The US Senate confirmed Finland and Sweden's membership in the alliance on Wednesday by a vote of 95 to 1. The US is now the 23rd of 30 NATO nations to have officially endorsed the alliance, following Italy on Wednesday and France on Tuesday.

Chinese President Xi Jinping told Russian President Vladmir Putin that China supports Russia in efforts to resolve the Ukraine crisis via dialogue.

The Senate's rapid ratification procedure, which was the fastest since 1981, was praised by President Joe Biden.

“This historic vote sends an important signal of the sustained, bipartisan US commitment to NATO, and to ensuring our ­alliance is prepared to meet the challenges of today and tomorrow,” the US President said.

Republican Josh Hawley was the only one to object, arguing that the US should focus on China's threat rather than Europe's. Republican Senator Rand Paul abstained from voting for or against the motion and instead cast a "present" vote.

Senate majority leader for Democrats Chuck Schumer claimed it was a sign of Western unification. He added, "This is significant both substantively and as a warning to Russia: they cannot bully America or Europe. "Putin has attempted to splinter the West with his conflict in Ukraine. Instead, the outcome of today's vote demonstrates how solid our alliance is.

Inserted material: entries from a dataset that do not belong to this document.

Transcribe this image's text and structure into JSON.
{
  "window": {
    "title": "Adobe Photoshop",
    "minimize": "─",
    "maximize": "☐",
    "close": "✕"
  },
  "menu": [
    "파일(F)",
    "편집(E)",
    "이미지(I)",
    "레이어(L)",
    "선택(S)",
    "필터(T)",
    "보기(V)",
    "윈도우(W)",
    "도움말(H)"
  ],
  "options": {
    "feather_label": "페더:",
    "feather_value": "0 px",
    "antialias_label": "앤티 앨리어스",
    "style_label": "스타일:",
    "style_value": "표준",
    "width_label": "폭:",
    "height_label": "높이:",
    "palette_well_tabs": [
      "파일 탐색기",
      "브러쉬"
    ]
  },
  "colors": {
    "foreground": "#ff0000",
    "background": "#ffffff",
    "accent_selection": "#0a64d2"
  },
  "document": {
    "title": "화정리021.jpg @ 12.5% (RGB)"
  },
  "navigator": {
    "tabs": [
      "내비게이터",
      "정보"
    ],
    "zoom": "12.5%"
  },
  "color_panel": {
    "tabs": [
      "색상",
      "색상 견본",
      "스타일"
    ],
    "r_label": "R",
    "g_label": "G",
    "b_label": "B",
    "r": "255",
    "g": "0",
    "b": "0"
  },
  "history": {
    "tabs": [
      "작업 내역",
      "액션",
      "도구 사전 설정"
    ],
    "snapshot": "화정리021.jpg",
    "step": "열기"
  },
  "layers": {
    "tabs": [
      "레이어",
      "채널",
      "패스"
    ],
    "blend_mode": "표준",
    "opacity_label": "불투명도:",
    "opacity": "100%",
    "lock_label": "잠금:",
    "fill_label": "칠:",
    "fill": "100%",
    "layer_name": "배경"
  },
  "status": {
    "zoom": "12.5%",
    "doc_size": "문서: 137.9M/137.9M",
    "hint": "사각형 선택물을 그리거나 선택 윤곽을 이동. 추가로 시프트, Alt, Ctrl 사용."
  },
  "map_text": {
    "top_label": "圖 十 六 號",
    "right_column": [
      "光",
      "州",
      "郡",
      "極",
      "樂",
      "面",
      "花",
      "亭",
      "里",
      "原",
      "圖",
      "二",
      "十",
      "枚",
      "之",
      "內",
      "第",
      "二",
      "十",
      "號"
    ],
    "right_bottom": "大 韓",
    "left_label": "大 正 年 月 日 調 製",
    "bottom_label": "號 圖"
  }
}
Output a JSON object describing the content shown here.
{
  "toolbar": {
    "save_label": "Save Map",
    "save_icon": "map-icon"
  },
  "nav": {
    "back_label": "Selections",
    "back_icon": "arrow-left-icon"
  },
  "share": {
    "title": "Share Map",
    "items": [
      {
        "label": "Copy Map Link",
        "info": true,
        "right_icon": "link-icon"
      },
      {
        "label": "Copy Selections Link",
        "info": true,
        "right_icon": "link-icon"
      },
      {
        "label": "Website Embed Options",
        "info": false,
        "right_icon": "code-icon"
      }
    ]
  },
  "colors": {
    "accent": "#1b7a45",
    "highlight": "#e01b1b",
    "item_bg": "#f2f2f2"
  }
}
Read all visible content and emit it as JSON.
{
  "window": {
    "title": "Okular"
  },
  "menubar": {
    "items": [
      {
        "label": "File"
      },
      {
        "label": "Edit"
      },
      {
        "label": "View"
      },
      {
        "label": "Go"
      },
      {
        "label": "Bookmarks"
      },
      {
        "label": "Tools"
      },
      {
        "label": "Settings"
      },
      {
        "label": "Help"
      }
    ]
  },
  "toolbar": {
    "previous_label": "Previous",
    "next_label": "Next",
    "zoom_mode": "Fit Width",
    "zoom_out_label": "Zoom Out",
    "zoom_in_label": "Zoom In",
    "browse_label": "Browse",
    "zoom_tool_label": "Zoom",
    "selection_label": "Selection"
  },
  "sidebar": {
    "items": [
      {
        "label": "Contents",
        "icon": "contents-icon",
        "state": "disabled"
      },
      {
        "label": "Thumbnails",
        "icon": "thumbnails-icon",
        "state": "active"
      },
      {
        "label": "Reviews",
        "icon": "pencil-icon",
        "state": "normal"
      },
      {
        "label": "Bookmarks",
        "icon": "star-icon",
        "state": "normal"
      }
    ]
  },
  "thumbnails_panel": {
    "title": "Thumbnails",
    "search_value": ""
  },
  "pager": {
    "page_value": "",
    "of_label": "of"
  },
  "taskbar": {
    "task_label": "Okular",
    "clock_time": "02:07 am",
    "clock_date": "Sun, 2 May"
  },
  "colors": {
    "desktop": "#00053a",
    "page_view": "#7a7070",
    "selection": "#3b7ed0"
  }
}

If Finland and Sweden, formally non-aligned but longtime auxiliary partners of the alliance, be admitted, all 30 members of NATO must concur.

According to a NATO list, seven member countries have yet to formally agree to the new double-entry: the Czech Republic, Greece, Hungary, Portugal, Slovakia, Spain and Turkey.

Only Turkey has issued a challenge, requesting specific accommodations from Finland and Sweden in exchange for supporting their membership.

In exchange for its backing, Ankara has asked for the extradition of dozens of government opponents from both nations whom it considers "terrorists." On July 21, Turkey said that a special committee will meet with representatives from Finland and Sweden in August to see if the two countries were abiding by its demands.